* Work to complete
Search the records for the string "after". Copy each line where it occurs.

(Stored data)
# # # #

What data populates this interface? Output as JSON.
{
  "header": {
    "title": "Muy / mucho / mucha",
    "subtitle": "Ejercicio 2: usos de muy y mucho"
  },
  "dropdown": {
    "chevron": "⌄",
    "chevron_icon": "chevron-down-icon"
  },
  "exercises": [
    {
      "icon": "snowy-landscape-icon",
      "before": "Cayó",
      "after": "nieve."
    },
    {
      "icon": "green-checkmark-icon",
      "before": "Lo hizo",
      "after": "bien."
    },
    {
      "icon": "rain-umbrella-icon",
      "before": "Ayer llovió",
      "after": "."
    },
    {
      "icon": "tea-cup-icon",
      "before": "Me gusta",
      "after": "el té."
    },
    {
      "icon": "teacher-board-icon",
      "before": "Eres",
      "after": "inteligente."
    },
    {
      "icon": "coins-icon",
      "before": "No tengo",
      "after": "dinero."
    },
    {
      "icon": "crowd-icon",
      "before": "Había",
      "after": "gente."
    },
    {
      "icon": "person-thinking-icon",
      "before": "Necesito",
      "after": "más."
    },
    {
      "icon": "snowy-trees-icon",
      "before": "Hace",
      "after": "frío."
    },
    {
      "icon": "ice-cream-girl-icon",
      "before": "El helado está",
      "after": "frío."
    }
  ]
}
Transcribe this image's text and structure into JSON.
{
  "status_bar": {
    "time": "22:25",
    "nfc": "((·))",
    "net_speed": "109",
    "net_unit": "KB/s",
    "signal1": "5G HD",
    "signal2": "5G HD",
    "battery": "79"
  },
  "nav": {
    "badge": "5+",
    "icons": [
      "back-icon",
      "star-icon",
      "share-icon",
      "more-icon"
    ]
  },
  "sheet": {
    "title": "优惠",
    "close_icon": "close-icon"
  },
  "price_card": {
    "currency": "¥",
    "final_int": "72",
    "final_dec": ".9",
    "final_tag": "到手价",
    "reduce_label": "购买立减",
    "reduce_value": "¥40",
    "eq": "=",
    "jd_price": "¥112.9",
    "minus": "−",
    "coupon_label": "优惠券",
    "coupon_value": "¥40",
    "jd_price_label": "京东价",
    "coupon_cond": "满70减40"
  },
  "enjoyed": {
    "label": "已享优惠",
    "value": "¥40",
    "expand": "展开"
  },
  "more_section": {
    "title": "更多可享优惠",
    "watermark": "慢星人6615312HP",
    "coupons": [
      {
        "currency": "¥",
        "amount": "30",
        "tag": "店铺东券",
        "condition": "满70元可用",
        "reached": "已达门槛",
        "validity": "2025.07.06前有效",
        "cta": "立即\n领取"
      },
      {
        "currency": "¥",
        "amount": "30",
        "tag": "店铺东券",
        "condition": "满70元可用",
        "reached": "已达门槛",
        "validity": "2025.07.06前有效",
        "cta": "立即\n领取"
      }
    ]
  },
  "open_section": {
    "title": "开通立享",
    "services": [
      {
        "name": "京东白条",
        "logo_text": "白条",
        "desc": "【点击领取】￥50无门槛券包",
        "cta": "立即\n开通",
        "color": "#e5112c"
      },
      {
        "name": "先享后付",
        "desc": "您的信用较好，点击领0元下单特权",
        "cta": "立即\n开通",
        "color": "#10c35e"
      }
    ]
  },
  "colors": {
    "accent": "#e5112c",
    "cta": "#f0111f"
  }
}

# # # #

* Completed task
      "after": "nieve."
      "after": "bien."
      "after": "."
      "after": "el té."
      "after": "inteligente."
      "after": "dinero."
      "after": "gente."
      "after": "más."
      "after": "frío."
      "after": "frío."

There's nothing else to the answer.